**GOAL OF THE EXERCISE:** After reading the entries below, report how many lines have the string "label" in them, giving the number alone.

:::::

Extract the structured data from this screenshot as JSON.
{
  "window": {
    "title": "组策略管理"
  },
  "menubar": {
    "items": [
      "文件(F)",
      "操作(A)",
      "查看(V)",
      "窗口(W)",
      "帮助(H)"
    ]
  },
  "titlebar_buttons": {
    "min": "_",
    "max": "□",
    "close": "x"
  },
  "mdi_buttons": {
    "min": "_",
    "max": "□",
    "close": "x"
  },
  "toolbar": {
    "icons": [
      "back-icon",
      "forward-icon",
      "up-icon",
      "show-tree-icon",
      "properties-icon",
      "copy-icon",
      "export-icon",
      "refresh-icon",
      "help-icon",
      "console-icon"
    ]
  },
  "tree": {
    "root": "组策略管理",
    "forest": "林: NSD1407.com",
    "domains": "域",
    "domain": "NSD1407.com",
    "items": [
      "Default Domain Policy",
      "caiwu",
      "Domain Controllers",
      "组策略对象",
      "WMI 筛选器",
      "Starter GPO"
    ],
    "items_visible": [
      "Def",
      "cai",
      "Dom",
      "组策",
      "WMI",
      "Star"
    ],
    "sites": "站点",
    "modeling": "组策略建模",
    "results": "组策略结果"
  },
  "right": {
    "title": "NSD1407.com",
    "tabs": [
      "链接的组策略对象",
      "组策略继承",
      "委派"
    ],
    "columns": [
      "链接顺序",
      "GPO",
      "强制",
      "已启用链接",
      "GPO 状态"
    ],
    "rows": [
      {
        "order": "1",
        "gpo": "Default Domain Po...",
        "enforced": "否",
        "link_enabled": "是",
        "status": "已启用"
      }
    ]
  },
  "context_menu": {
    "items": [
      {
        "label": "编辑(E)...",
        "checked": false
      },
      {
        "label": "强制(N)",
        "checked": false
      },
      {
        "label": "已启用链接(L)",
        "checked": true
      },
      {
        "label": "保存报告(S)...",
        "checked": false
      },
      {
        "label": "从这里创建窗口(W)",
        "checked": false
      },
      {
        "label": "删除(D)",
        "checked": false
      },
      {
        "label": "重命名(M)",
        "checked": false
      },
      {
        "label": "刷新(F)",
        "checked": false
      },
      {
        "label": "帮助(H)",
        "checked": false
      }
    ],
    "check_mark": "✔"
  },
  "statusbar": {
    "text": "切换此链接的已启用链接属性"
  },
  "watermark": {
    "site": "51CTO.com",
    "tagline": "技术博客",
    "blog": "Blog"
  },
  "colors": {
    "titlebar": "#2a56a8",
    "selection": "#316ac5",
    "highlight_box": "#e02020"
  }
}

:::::

**YOUR RESPONSE:** 9